  • 6:16 am ‘How is this Naya Kashmir?’ Why end of term of panchayats worsens anxieties about Delhi rule
  • 1:06 am Zhalay Sarhad’s comments on marriage go viral
  • 12:48 am Horrific: Man shot, stabbed by his four friends
  • 12:47 am ‘Suits’ sets new streaming record in 2023
  • 12:37 am Three coordinated attacks thwarted in Balochistan’s Mach: Jan Achakzai
Choose Language
 Edit Translation
Spread the News

Biochemist and author of the Glucose Revolution Jessie Inchauspé says tweaking your diet can change your life.

Among her recommendations in the mainstream media and on Instagram, the founder of the “Glucose Goddess movement” says eating your food in a particular order is the key. By eating salads first, before proteins, and finishing the meal with starchy carbohydrates, she says blood glucose spikes will be flattened, which is better for you.

Scientifically speaking, does this make sense? It turns out, yes, partially.

What’s glucose spike?

A glucose spike occurs in your bloodstream about 30 minutes-60 minutes after you eat carbohydrate. Many things determine how high and how long the peak lasts. These include what you ate with or before the carbohydrate, how much fibre is in the carbohydrate, and your body’s ability to secrete, and use, the hormone insulin.

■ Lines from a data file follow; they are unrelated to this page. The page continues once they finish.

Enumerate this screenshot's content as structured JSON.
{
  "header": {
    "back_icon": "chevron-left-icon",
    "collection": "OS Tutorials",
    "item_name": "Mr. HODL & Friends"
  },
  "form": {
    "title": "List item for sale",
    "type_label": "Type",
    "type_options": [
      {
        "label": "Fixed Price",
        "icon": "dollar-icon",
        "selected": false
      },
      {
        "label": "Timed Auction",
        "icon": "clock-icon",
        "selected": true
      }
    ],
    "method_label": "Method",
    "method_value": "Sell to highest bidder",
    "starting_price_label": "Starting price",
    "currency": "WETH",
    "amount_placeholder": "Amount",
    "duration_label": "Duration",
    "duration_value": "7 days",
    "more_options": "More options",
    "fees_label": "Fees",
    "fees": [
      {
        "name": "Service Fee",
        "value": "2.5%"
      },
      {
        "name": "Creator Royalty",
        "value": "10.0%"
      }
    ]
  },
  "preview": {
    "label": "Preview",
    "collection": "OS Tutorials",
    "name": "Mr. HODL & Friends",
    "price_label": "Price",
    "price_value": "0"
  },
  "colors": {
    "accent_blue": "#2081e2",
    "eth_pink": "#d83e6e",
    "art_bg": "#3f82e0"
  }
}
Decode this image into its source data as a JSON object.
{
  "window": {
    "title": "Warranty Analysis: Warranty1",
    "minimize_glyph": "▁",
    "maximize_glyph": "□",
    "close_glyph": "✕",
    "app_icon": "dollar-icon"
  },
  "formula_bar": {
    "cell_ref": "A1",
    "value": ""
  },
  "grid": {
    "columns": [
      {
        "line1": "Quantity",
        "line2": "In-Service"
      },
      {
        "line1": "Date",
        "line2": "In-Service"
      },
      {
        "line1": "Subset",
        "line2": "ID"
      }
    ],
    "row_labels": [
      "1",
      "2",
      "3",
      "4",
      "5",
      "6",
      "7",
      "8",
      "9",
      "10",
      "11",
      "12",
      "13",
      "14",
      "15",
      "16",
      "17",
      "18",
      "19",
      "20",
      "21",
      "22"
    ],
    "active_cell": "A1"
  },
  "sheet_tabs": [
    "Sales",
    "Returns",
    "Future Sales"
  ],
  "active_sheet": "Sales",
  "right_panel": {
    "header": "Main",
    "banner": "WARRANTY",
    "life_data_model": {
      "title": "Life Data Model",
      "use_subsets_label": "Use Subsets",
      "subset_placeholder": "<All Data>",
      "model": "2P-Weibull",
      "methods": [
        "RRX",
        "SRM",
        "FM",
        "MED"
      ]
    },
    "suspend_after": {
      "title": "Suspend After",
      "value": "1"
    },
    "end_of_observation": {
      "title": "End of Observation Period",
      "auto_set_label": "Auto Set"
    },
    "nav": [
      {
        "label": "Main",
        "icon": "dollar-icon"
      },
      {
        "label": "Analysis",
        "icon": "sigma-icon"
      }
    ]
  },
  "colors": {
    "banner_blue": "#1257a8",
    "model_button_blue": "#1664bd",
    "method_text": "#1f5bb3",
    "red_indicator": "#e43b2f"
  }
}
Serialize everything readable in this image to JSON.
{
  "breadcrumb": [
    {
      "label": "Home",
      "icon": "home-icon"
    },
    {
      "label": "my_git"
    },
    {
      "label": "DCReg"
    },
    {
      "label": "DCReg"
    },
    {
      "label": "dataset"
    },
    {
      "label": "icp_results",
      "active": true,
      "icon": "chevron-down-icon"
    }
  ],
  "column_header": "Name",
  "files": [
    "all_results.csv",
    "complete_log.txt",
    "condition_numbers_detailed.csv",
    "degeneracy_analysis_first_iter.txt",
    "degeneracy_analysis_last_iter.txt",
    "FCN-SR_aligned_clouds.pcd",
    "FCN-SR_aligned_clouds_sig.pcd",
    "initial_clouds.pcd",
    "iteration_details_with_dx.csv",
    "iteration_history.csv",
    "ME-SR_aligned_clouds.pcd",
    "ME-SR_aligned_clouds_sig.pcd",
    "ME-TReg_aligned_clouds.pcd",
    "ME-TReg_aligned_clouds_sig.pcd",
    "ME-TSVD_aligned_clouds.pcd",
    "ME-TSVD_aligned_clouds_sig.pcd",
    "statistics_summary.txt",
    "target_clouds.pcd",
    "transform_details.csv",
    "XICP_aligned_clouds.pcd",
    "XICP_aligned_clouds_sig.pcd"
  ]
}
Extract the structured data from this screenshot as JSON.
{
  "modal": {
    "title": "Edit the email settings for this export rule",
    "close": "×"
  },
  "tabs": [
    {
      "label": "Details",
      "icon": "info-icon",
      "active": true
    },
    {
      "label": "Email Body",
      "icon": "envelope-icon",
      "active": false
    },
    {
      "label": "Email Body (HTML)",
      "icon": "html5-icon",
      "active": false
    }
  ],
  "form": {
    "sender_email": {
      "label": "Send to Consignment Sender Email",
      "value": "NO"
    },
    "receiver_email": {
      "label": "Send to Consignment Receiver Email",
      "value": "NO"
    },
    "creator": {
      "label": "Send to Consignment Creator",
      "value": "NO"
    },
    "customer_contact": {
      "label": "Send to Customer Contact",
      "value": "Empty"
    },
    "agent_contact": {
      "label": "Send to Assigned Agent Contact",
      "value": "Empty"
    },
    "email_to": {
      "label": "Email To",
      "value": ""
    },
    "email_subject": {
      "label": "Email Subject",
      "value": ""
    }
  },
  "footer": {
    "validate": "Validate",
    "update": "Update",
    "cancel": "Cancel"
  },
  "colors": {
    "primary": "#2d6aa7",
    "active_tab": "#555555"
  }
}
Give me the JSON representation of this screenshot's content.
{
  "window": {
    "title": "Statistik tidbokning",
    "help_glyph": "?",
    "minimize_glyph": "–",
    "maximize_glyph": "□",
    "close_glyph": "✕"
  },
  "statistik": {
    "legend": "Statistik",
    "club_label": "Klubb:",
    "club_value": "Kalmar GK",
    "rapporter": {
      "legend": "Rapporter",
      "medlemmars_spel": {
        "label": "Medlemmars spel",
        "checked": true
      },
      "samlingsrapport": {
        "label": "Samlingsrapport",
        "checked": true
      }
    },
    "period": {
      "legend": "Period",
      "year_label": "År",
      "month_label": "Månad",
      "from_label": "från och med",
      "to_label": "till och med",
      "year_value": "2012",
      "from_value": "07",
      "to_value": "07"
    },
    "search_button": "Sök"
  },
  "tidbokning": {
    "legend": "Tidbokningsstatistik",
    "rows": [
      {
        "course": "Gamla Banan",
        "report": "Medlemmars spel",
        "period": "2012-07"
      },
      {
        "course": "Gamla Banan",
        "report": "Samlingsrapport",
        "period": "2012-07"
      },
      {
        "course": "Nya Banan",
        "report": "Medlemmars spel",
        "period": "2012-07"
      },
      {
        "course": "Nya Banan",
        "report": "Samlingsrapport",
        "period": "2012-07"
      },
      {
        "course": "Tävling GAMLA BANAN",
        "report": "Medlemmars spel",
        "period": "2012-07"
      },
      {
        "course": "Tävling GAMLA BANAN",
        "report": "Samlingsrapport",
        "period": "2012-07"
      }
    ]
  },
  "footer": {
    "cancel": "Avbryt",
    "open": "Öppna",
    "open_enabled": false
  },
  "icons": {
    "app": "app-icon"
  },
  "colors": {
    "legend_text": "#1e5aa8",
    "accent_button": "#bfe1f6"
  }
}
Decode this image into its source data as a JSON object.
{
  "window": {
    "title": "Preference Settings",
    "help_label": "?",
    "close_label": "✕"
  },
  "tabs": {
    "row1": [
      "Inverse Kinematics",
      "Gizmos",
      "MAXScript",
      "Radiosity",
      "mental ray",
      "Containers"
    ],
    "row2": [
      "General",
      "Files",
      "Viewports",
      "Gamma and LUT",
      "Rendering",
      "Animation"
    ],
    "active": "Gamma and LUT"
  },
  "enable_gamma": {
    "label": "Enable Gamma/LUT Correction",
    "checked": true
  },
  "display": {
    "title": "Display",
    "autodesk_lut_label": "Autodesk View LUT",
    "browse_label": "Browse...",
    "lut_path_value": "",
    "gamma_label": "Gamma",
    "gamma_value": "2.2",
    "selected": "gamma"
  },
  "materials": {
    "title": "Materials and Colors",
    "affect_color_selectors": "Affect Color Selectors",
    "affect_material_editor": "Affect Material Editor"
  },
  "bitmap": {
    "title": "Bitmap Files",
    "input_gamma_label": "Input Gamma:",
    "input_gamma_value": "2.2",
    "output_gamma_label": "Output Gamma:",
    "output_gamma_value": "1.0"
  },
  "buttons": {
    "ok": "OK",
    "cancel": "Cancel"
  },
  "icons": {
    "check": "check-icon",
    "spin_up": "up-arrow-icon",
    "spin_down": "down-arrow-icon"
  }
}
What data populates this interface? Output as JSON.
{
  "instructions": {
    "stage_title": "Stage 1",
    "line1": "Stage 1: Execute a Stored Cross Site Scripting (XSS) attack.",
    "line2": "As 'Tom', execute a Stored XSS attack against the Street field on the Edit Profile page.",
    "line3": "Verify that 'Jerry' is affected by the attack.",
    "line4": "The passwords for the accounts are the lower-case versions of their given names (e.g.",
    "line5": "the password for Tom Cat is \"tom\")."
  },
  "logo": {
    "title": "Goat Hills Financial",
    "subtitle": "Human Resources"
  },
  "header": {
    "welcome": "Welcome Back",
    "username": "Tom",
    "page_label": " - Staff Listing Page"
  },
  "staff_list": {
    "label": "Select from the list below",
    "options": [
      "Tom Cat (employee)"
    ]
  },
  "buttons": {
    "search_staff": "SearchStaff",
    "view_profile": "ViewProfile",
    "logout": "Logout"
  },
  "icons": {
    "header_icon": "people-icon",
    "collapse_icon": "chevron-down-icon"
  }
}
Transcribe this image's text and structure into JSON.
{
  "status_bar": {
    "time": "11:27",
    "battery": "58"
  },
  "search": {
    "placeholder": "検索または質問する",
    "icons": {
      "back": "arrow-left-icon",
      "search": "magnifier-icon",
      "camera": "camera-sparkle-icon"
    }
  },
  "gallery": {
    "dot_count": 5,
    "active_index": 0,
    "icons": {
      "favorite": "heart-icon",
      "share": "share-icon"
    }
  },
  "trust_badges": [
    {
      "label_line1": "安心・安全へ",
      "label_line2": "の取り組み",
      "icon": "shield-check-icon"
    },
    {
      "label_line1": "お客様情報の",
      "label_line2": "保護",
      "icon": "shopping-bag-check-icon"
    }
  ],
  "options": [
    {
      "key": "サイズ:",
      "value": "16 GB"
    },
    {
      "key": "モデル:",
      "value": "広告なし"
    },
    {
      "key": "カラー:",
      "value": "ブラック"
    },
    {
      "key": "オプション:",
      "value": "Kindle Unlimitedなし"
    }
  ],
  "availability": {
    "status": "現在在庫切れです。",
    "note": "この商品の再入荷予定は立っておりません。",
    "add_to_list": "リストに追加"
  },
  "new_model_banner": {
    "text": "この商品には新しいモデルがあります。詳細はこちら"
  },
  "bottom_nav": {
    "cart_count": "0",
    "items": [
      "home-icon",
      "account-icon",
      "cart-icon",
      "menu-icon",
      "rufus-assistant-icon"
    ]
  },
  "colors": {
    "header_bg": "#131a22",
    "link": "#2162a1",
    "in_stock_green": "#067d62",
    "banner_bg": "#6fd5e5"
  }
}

For people with certain medical conditions, any tactic to flatten the glucose peak is incredibly important. These conditions include:

  • Diabetes
  • Reactive hypoglycaemia (a particular type of recurring sugar crash)
  • Postprandial hypotension (low blood pressure after eating) or
  • If you have had bariatric surgery.

That is because high and prolonged glucose spikes have lasting and detrimental impacts on many hormones and proteins, including those that trigger inflammation. Inflammation is linked with a range of conditions including diabetes and heart disease.

Different foods, spikes

Does eating different food types before carbs affect glucose spikes? Turns out,…

Read more

Abdul Gh Lone